President Clinton continued to emphasize issues and initiatives affecting students and children in recent public events.
The president and Vice President Al Gore met on Feb. 9 with a family in Alexandria, Va., to discuss "v-chip" technology, which will allow parents to prevent certain television shows from airing in their homes. The visit included a demonstration of the new technology, which Mr. Clinton said will give "more power to the parents to control what their young children see on television."
In his weekly radio address a day later, Mr. Clinton focused on personal responsibility, urging parents to take responsibility for their children's upbringing.
"Turn off the TV more. Get to know your child's teacher. Spend time together. Read and learn together. Above all, teach your child right from wrong," he said.
On Feb. 11, Mr. Clinton met on the campus of Drake University in Des Moines, Iowa, with college students who have federally supported work-study jobs. Mr. Clinton urged in his State of the Union Address last month a major increase in the number of such jobs.
"The work-study program is of real interest to me because I worked myself through college, I worked myself through law school," he said. "I don't believe I would have made it if I hadn't had the jobs."
The president held another round table last week in the Oval Office, talking with teenagers and PTA members about his campaign to combat teen smoking.
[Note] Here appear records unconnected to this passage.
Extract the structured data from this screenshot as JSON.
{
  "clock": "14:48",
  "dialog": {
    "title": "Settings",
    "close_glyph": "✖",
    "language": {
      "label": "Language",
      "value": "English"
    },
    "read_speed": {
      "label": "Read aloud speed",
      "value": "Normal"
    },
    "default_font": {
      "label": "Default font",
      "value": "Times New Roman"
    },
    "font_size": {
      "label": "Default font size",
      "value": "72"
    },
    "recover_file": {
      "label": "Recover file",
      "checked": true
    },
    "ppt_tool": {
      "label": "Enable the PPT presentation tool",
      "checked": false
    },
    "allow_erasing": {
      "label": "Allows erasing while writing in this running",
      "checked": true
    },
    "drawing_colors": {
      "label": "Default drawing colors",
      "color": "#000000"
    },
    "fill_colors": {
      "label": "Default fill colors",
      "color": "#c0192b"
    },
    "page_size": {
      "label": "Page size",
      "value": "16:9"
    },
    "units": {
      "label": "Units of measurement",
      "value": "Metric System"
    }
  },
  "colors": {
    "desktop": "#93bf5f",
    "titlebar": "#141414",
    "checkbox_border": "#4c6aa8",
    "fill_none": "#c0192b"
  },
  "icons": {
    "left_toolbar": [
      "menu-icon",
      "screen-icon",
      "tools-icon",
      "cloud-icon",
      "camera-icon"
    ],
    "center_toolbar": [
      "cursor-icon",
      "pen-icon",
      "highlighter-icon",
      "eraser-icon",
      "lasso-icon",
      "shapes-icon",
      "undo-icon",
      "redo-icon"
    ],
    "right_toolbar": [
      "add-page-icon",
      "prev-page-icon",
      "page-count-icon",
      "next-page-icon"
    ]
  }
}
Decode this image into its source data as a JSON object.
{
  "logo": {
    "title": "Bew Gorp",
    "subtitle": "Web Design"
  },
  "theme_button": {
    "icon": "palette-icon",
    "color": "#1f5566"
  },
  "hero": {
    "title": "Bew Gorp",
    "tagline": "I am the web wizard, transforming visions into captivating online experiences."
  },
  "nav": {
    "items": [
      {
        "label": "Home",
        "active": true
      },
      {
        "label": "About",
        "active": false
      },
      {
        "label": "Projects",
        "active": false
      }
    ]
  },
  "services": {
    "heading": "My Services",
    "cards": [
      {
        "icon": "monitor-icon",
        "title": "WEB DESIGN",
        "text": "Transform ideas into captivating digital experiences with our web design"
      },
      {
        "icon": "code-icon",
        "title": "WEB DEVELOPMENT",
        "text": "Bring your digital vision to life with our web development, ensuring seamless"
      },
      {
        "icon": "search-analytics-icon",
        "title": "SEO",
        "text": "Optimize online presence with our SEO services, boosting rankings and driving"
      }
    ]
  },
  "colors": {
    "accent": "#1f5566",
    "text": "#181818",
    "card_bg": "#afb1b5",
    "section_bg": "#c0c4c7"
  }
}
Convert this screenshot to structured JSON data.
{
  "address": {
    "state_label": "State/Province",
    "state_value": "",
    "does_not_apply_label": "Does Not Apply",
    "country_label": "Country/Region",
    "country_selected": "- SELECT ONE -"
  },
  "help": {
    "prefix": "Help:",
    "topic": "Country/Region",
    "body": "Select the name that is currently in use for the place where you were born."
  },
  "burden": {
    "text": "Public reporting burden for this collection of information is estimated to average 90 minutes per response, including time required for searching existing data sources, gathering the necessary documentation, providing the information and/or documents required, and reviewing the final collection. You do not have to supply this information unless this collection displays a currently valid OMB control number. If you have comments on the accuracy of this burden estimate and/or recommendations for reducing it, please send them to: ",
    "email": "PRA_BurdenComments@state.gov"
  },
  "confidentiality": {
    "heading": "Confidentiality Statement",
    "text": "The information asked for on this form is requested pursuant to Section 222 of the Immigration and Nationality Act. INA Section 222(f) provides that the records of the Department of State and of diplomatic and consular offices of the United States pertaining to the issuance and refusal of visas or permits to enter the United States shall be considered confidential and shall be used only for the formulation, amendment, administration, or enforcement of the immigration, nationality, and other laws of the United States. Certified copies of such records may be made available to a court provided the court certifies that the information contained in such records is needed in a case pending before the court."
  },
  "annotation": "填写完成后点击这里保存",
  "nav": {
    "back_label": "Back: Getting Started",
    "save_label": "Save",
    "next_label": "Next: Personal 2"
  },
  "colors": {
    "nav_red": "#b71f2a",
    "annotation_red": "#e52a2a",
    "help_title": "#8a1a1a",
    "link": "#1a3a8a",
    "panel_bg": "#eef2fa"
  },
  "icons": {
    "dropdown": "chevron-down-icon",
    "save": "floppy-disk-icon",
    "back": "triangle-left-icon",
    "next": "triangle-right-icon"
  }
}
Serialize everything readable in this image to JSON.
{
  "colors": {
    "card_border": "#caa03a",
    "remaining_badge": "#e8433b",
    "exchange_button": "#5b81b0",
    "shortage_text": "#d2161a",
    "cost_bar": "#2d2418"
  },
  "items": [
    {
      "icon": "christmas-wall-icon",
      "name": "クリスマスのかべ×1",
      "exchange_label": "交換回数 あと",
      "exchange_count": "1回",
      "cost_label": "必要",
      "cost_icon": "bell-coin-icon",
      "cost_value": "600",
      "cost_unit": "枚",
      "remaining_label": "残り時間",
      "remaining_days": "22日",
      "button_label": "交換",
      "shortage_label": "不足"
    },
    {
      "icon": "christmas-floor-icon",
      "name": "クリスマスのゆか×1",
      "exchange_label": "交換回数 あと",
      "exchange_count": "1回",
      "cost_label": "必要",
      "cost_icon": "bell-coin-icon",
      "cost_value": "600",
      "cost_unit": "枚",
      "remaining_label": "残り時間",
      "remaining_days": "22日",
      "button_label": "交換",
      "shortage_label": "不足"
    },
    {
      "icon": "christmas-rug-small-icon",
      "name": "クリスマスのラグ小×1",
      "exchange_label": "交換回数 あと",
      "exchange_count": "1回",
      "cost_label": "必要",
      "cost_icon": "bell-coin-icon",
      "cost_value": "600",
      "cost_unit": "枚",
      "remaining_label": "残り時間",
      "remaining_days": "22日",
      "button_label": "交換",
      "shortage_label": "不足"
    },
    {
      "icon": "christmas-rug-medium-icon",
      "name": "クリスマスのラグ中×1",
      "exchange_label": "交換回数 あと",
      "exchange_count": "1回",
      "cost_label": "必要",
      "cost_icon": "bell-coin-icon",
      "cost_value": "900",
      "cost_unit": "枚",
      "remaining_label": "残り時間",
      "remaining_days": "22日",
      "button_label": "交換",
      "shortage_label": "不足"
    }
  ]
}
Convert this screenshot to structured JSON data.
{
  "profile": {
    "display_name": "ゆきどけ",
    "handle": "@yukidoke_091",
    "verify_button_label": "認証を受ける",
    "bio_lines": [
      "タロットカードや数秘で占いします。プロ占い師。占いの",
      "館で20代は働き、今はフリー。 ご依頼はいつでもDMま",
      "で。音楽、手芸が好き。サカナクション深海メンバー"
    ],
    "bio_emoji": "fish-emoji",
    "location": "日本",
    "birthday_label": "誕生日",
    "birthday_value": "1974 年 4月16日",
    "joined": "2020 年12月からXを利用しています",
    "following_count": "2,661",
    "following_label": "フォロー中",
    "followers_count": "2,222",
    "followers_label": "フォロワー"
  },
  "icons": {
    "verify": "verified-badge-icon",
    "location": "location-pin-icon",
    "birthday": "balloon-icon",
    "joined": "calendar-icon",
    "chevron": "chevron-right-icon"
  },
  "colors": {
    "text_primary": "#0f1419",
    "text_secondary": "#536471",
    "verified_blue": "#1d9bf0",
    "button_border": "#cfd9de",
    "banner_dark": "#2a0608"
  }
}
He said curbing cigarette marketing would "protect our children more and give more control of family life back to parents."
Backing Goals 2000
Fifty-four of 60 New Hampshire school district superintendents surveyed said they favor their state's participation in the Goals 2000: Educate America Act, the federal program that provides school-reform grants to states and districts that agree to create challenging academic standards and accompanying assessments.
The Associated Press reported on the survey, which was done by the New Hampshire Joint Education Council, a coalition of education advocacy groups.
While Gov. Stephen Merrill has refused to accept Goals 2000 aid, a bill that would require the state to apply for the money passed the New Hampshire House last week by a 228-122 vote.
Vol. 15, Issue 22